Flanks of Mt. Shasta
Saturday, July 14, 2007: I got out of the motel about 7 and headed toward Mt. Shasta. I drove to the Panther Meadows parking lot, about a mile from the end of the road, the Everitt Memorial Highway. After getting stuff together, I started on the trail to Gray Butte, which is on the south flank of Shasta. It took me a while to traverse the few hundred yards of lower Panther Meadow. I was busy looking at birds, including Townsend's Solitaires, and taking photos.
|Mt. Shasta and Panther Meadow|
Panther Meadow, part of the Shasta-Trinity National Forest, had been much abused by hikers in the past. It is now marked with keep-off signs.
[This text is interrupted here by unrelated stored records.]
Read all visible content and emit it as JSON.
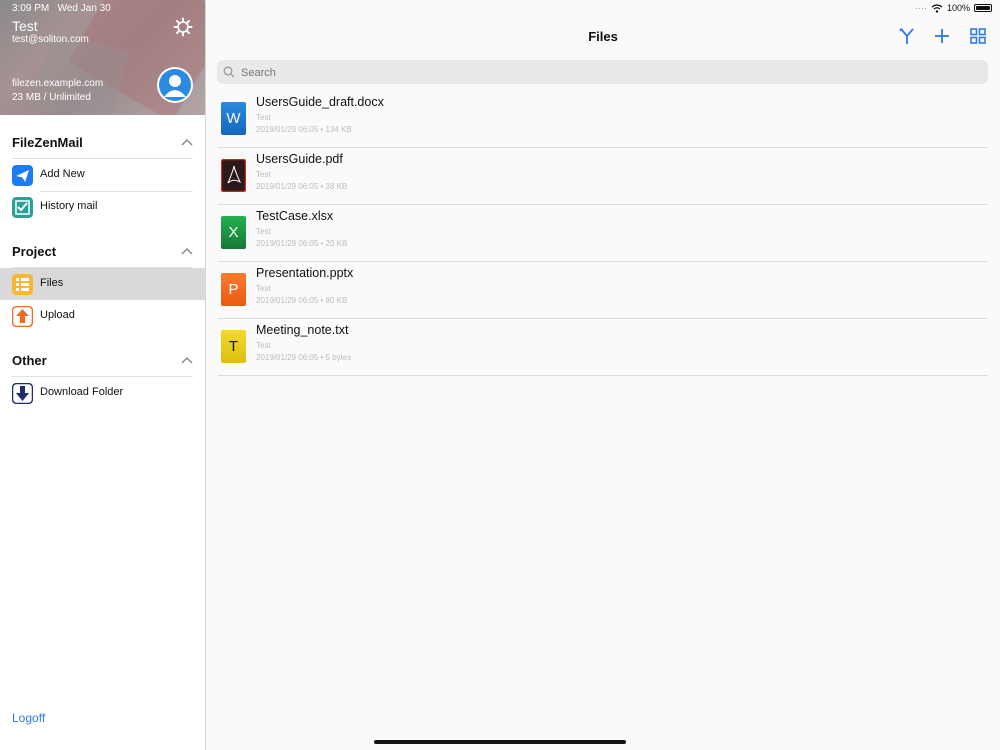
{
  "status_bar": {
    "time": "3:09 PM",
    "date": "Wed Jan 30",
    "battery": "100%"
  },
  "account": {
    "name": "Test",
    "email": "test@soliton.com",
    "server": "filezen.example.com",
    "quota": "23 MB / Unlimited"
  },
  "sidebar": {
    "sections": [
      {
        "title": "FileZenMail",
        "items": [
          {
            "label": "Add New",
            "icon": "paper-plane-icon",
            "color": "#1e7cf2"
          },
          {
            "label": "History mail",
            "icon": "checkbox-icon",
            "color": "#2aa198"
          }
        ]
      },
      {
        "title": "Project",
        "items": [
          {
            "label": "Files",
            "icon": "files-list-icon",
            "color": "#f7b733"
          },
          {
            "label": "Upload",
            "icon": "upload-arrow-icon",
            "color": "#f26b21"
          }
        ]
      },
      {
        "title": "Other",
        "items": [
          {
            "label": "Download Folder",
            "icon": "download-arrow-icon",
            "color": "#1f2d6b"
          }
        ]
      }
    ],
    "logoff": "Logoff"
  },
  "main": {
    "title": "Files",
    "toolbar_icons": [
      "merge-icon",
      "plus-icon",
      "grid-icon"
    ],
    "accent": "#2f7ae5",
    "search_placeholder": "Search",
    "files": [
      {
        "name": "UsersGuide_draft.docx",
        "owner": "Test",
        "meta": "2019/01/29 06:05 • 134 KB",
        "letter": "W",
        "color": "#1f7fd6"
      },
      {
        "name": "UsersGuide.pdf",
        "owner": "Test",
        "meta": "2019/01/29 06:05 • 38 KB",
        "letter": "",
        "color": "#2a1a1a"
      },
      {
        "name": "TestCase.xlsx",
        "owner": "Test",
        "meta": "2019/01/29 06:05 • 20 KB",
        "letter": "X",
        "color": "#1e9b44"
      },
      {
        "name": "Presentation.pptx",
        "owner": "Test",
        "meta": "2019/01/29 06:05 • 80 KB",
        "letter": "P",
        "color": "#f26b21"
      },
      {
        "name": "Meeting_note.txt",
        "owner": "Test",
        "meta": "2019/01/29 06:05 • 5 bytes",
        "letter": "T",
        "color": "#e8cc1c"
      }
    ]
  }
}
The meadow has responded by returning to life (even if it still has some way to go). What a contrast with the devastated ground around ski areas (on this trip and others)! I think the richer habitat is why there were birds in Panther Meadow, and not in the ski areas.
The first part of the woods was birdy too, and I kept the camera out all of the way up. I also noticed a very bright chipmunk, likely a Yellow Pine Chipmunk. Before long I was at a trail junction. The sign (and guidebook) agreed that Gray Butte was to the right, so I went right. After crossing the col between Shasta and Gray Butte, I found myself traversing a steep slope (45-50 degrees, I think), sometimes through woods, sometimes in the open. With this type of mild exposure, it's not a trail for those bothered too much by heights.
|Layered Hills||Talus Slope|
Eventually, I got to another junction. The trail left headed to some radio towers. The right fork started straight up Gray Butte. Before long I was on the top. Even though it was hazy, Mt. Lassen and Brokeoff Mountain were visible in the distance.
|Mt. Shasta and Trees||Benchmark||Mt. Shasta||Mt. Shasta and Wildflowers|
After enjoying the view and taking some photos, I headed back down. Again I was distracted at Panther Meadow. The GPS told me I had spent 45 minutes stationary and 1:45 hiking the 3.6 miles and 750 feet up and back.
|Panther Meadow Wildflowers|
After heading down the mountain (and spotting a couple of apparent Least Chipmunks, small with their tails straight up) I headed east from Shasta on SR-89. Before long, I reached the falls of the McCloud River. Needless to say, I spent some time photographing all three of them (lower, middle, upper).
|The Falls of the McCloud River|
|Lower Falls||Middle Falls||Upper Falls|
Continuing east, McArther-Burney Falls State Park was next. The falls are very nice. The way that parts of the falls start halfway down the cliff, right out of the cliff face, is particularly interesting.
|Four Views of McArther-Burney Falls|
I walked the Falls Loop (1.2 mi and 300 vertical feet), taking numerous photos. When I returned to the parking area I found a California Ground-Squirrel. There were also some chipmunks, but I didn't get a good enough look to guess at their ID.
|Manzanita||Burney Creek||California Ground-Squirrel|
By now, Lassen was less than an hour away and I was eager to get there. I stopped at the regional information area, then the visitor's center. I got the road guide, then headed into the park. I did the interpretive trail at the Devastated Area. Aside from that, I was mainly concentrating on moving on, but Hat Creek Lake distracted me. Birds were active there. I found at least 4 Spotted Sandpipers, a Dipper, Olive-sided Flycatcher, Tree Swallows and White-throated Swifts, and a very close eye-level male Audubon's Warbler. Very nice! Eventually, I continued through the park. I stopped briefly several places, but did not linger. This brought me to the Lassen Mineral Lodge a little after 6. I checked in, had dinner, and will try to get to bed at a reasonable hour. After all, I have a date with Mount Lassen tomorrow morning.
Lassen Mineral Lodge, Mineral, CA